A slew of outages have dealt a hammer blow to its credibility as "the world's fastest blockchain."
The project has released a network performance report for the first time since October 2022, which claims there have been dramatic improvements between February and June this year.
Much of this is linked to changes made following major disruption back in February, which saw the network go down for 20 hours after a software upgrade went awry. It took days to get to the bottom of what happened—a bad look for what is currently the world's eighth-largest blockchain by market capitalization.
Now, external developers and auditors are playing a larger role in examining upgrades and finding exploits—with a testnet being battle-tested before any release goes live.
Dan Albert, the Solana Foundation's executive director, told Decrypt via email: "Network outages are never ideal but adapting to different and unexpected conditions are part of the growing pains of any scalable network. Core engineers and ecosystem teams have worked together to learn from these situations."
"For instance, stability and reliability were focal points for network improvements during the first half of the year and several improvements to the core network software upgrade process were implemented as a result."
The foundation's report stressed that recent upgrades mean the network is better placed for handling high traffic—pointing to a strong performance when the Mad Lads mint dropped. While the launch was a bright spot for the blockchain, it wasn't without challenges, with the NFT project facing alleged extortion threats and DDOS attacks.
Another improvement highlighted in the report relates to state compression—blockchain's answer to finding new ways of stuffing more clothes in an already full suitcase. The foundation claims it now has a method of storing data on-chain while cutting down on costs by "orders of magnitude"—meaning minting 100 million NFTs on Solana would now set you back 50 SOL ($1,300.)
"The network continues to be run by a robust group of independent validators around the world. It's one of the world’s most decentralized proof-of-stake blockchains, and one of the most developed on," the foundation's report added.
Last year, Solana co-founder Anatoly Yakovenko had admitted that outages were a running sore for the network—telling Decrypt's gm podcast they were "the biggest challenge for us, and the number one priority."
Since then, other headaches have emerged. Last month, the Securities and Exchange Commission (SEC) labeled SOL as a security in a bombshell lawsuit. The blockchain's native token was especially hard hit after the news broke—and according to Messari, SOL's market cap declined by 9% after court filings emerged.
Dan Albert said the Solana Foundation disagreed with this characterization, adding: "We welcome the continued engagement of policymakers as constructive partners on regulation to achieve legal clarity on these issues for the thousands of entrepreneurs across the U.S. building in the digital assets space."

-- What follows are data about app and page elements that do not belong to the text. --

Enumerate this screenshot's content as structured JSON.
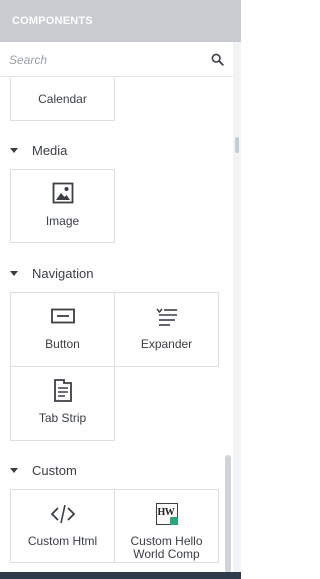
{
  "header": {
    "title": "COMPONENTS"
  },
  "search": {
    "placeholder": "Search"
  },
  "partial_section": {
    "items": [
      {
        "label": "Calendar",
        "icon": "calendar-icon"
      }
    ]
  },
  "sections": [
    {
      "name": "Media",
      "items": [
        {
          "label": "Image",
          "icon": "image-icon"
        }
      ]
    },
    {
      "name": "Navigation",
      "items": [
        {
          "label": "Button",
          "icon": "button-icon"
        },
        {
          "label": "Expander",
          "icon": "expander-icon"
        },
        {
          "label": "Tab Strip",
          "icon": "tab-strip-icon"
        }
      ]
    },
    {
      "name": "Custom",
      "items": [
        {
          "label": "Custom Html",
          "icon": "code-icon"
        },
        {
          "label": "Custom Hello World Comp",
          "icon": "hello-world-icon",
          "icon_text": "HW"
        }
      ]
    }
  ]
}
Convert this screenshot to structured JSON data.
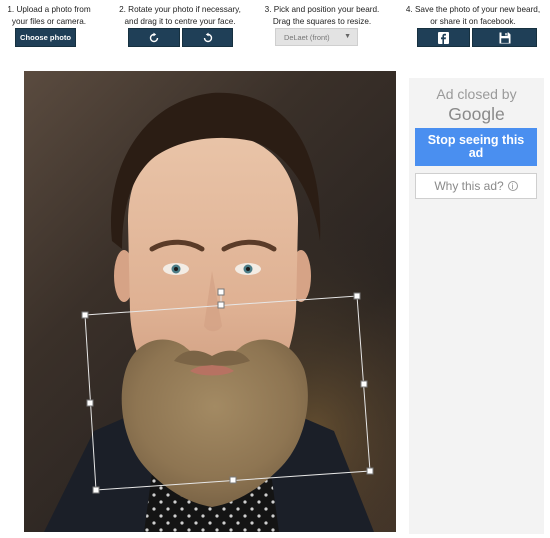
{
  "steps": [
    {
      "title": "1. Upload a photo from\nyour files or camera."
    },
    {
      "title": "2. Rotate your photo if necessary,\nand drag it to centre your face."
    },
    {
      "title": "3. Pick and position your beard.\nDrag the squares to resize."
    },
    {
      "title": "4. Save the photo of your new beard,\nor share it on facebook."
    }
  ],
  "buttons": {
    "choose_photo": "Choose photo",
    "rotate_cw_icon": "rotate-clockwise-icon",
    "rotate_ccw_icon": "rotate-counterclockwise-icon",
    "facebook_icon": "facebook-icon",
    "save_icon": "floppy-disk-icon"
  },
  "beard_select": {
    "selected": "DeLaet (front)"
  },
  "ad": {
    "closed_by": "Ad closed by",
    "brand": "Google",
    "stop_label": "Stop seeing this ad",
    "why_label": "Why this ad?"
  },
  "colors": {
    "button_dark": "#1f3f57",
    "ad_blue": "#4a8ff0",
    "ad_bg": "#f3f3f3"
  }
}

Also of concern? A 41.5% drop in NFT sales on the secondary market when denominated in U.S. dollars. Things look even more dire according to CoinGecko research, which suggests Solana suffered a 78.6% decline in trading volumes as major collections migrated to other blockchains—cementing Ethereum's dominance in the process.

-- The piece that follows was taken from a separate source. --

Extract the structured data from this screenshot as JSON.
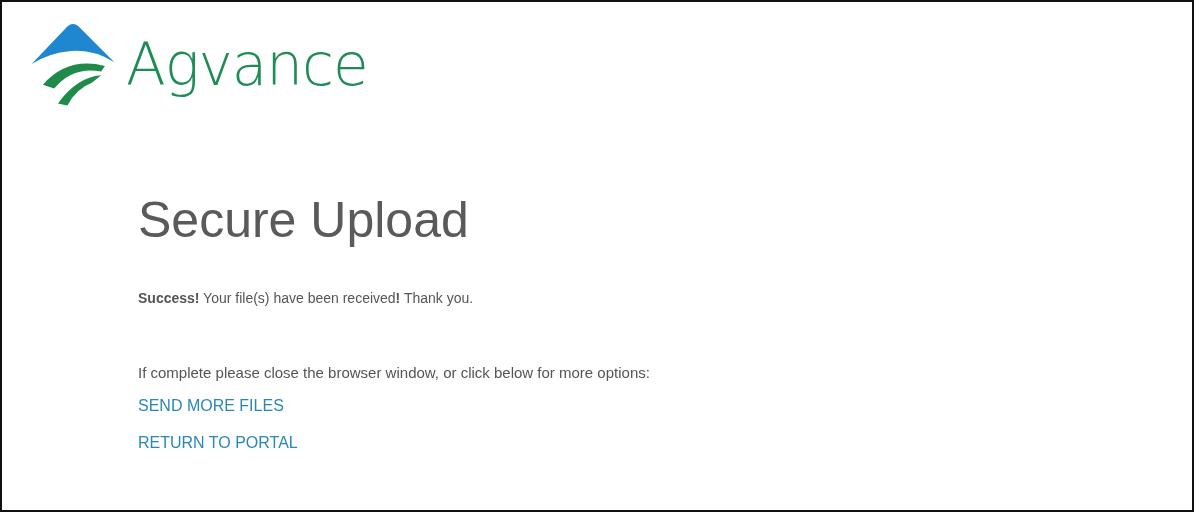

Albert didn't seem too worried about this, telling Decrypt: "NFTs are still a relatively new category and ebbs and flows should be expected, as well as new innovations which will undoubtedly shape this category further.
"Compressed NFTs, for example, are growing rapidly. First introduced in March, more than 20 million compressed NFTs have been minted since then demonstrating great uptake and new use case applications."